correct. Device trees have always been used to configure firmware
options (through the /options node) and between firmware and the OS
(through the /chosen node) and to describe firmware interfaces
(e.g. OpenFirmware calls, PSCI (on ARM), RTAS (on POWER)). This was
the case on the original Open Firmware systems, and is still done on
PowerNV systems that use flattened device trees.
I understand and agree with the above.
Yet, PSCI is different from /options and /chosen: those are platform services made available to the OS when the boot firmware code has been unloaded/neutralized.
What I (not just myself but let’s simplify) am trying to decouple the supply chain: loosely coupled platform provider (ODM), the firmware provider, OS provider, application provider. So it is not to prevent presence of those existing nodes, it is to be able introduce some rationalization in their use:
Platform interfaces such as PSCI: The question is “who” injects them in the DT (build time or runtime). There is no single good answer and you may want the authoritative entity that implements the service to actually inject itself in the DT passed to the OS. I know some platforms are using SMC calls from U-Boot to know what to inject in the DT. I see those as the same nature of DIMM sensing and injection in the DT.
/chosen: a must have when you do not have UEFI but not necessary with UEFI.
/options: it should be possible for the end customer to make the decision of integration: at build time or at runtime based on a separate flattened device tree file.
This decoupling should result for instance, in the long run, in adjustable memory layouts without headaches. changing the secure dram size is simple from hardware perspective but a massive issue from a firmware perspective: multiple firmware projects sources need to be adjusted, making manual calculations on explicit constants or “hidden” ones.
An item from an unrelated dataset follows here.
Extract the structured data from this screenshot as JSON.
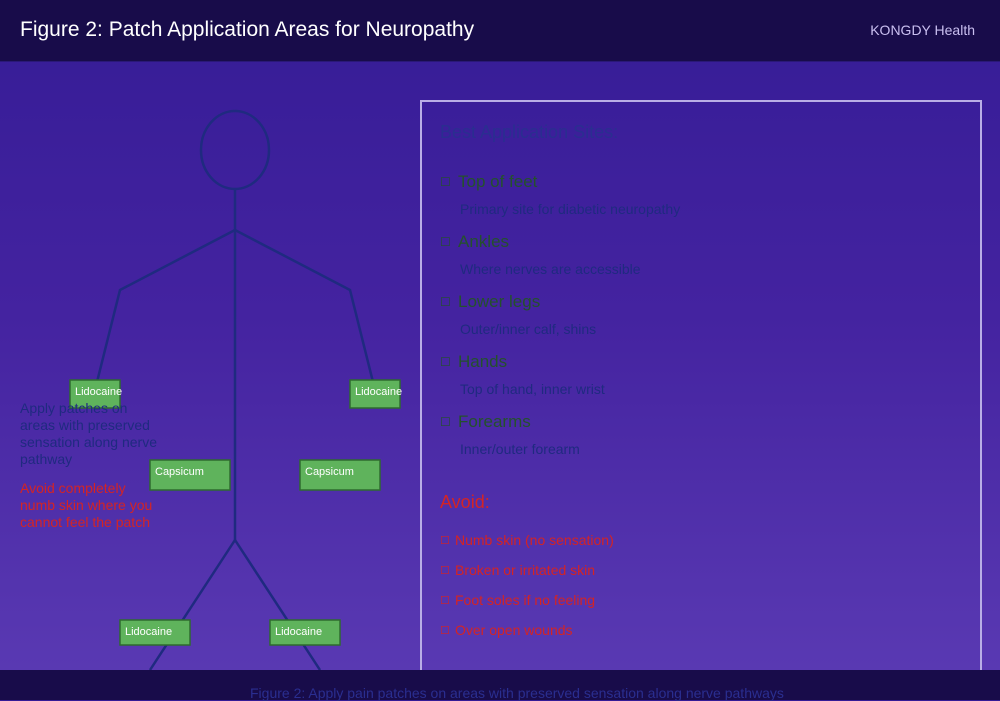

It should even be possible to adjust it at runtime on the field (user selected firmware parameter).
I don't see what the benefits are from using Passage instead. It
would only fragment things even more.